I live in Brisbane’s inner-west and generally walk to the train to commute. I have a car and use that to get around on the weekends and evenings, but I walk to the shops whenever I can. I’ve recently started to explore cycling and rollerblading along the bikeway, although I’m in need of a new bike and some more training wheels before I can commit myself to the Lycra lifestyle!
Tierney George with Maple
What first attracted you to get involved in the transport industry?
When I was a child, I thought it would be really cool to be a bus driver. I thought the network maps were amazing and that it would be nice to be one of those fun bus drivers who says a big hello and makes people smile first thing in the morning. So I suppose that was the first seed… But what really got my attention was at university, where I found I connected better with transport and traffic studies than I did with any other subjects. Once I worked out that transport was also a huge area of innovation towards sustainable systems, I was set on it… plus, I still really like network maps.
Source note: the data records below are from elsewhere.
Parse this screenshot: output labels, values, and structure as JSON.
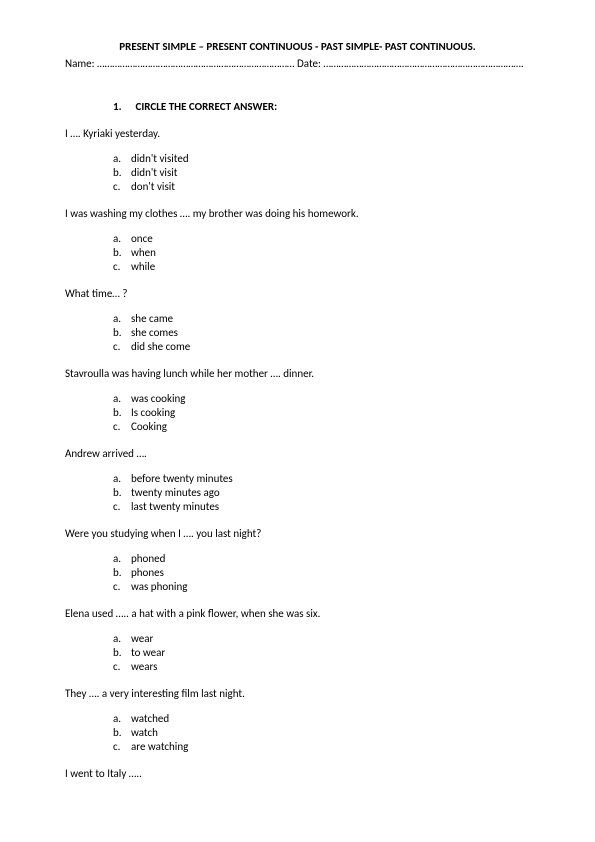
{
  "header": {
    "title": "PRESENT SIMPLE – PRESENT CONTINUOUS - PAST SIMPLE- PAST CONTINUOUS.",
    "name_label": "Name: ……………………………………………………………………",
    "date_label": "Date: ……………………………………………………………………."
  },
  "section": {
    "number": "1.",
    "heading": "CIRCLE THE CORRECT ANSWER:"
  },
  "questions": [
    {
      "text": "I …. Kyriaki yesterday.",
      "options": [
        "didn't visited",
        "didn't visit",
        "don't visit"
      ]
    },
    {
      "text": "I was washing my clothes …. my brother was doing his homework.",
      "options": [
        "once",
        "when",
        "while"
      ]
    },
    {
      "text": "What time… ?",
      "options": [
        "she came",
        "she comes",
        "did she come"
      ]
    },
    {
      "text": "Stavroulla was having lunch while her mother …. dinner.",
      "options": [
        "was cooking",
        "Is cooking",
        "Cooking"
      ]
    },
    {
      "text": "Andrew arrived ….",
      "options": [
        "before twenty minutes",
        "twenty minutes ago",
        "last twenty minutes"
      ]
    },
    {
      "text": "Were you studying when I …. you last night?",
      "options": [
        "phoned",
        "phones",
        "was phoning"
      ]
    },
    {
      "text": "Elena used ….. a hat with a pink flower, when she was six.",
      "options": [
        "wear",
        "to wear",
        "wears"
      ]
    },
    {
      "text": "They …. a very interesting film last night.",
      "options": [
        "watched",
        "watch",
        "are watching"
      ]
    },
    {
      "text": "I went to Italy …..",
      "options": []
    }
  ],
  "option_letters": [
    "a.",
    "b.",
    "c."
  ]
}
Do you have a mentor (informal or formal) and how have they helped you in your career to date?
I had a formal mentoring relationship during university that was established through a meet-a-mentor program. He was instrumental in helping me to direct my career, helped me to work in London during my undergraduate placement and to apply for jobs in my penultimate year of university. At work, I have a formal mentoring relationship with our business group leader, which he has set up for graduates in their first few years, and that relationship has helped me to get an understanding of business strategies and opportunities. I also have two mentors who train me and guide me through my technical development, which has been really critical for building my engineering skillsets and confidence.
What has been involvement with AITPM to date?
I hadn’t known about AITPM as a student, so this year is my first involvement with AITPM. I’m currently on the QLD branch committee as YP representative, and as part of that am involved with the QLD YP committee.
What are your aspirations for your contribution to the AITPM?
As a young professional, I’m hopeful to help AITPM reach students, graduates and other YPs, provide them with events and tools that are valuable and become part of the existing passionate community in the organisation.
How has this year of COVID19 changed your life: for the better, and the worse?
One of my favourite things to come out of COVID is a greater focus on Wellbeing. My company started a Wellbeing program for which I was able to become a Champion. That has helped me learn a lot more about how the brain works and practice tools that help build resilience. I like that I have brought a daily consciousness of wellbeing to my life, and I’d like to hope to the people I work with.
In hand with that though, COVID brought work into my home, which had an impact on my mental health, reinforcing why putting effort into your own wellbeing is so important!
What do you do in your spare time to unwind?
I recently got back into reading after a long study-induced hiatus, which has been a wonderful way for me to both learn and relax. But, nothing makes me happier than playtime with my beautiful dog Maple.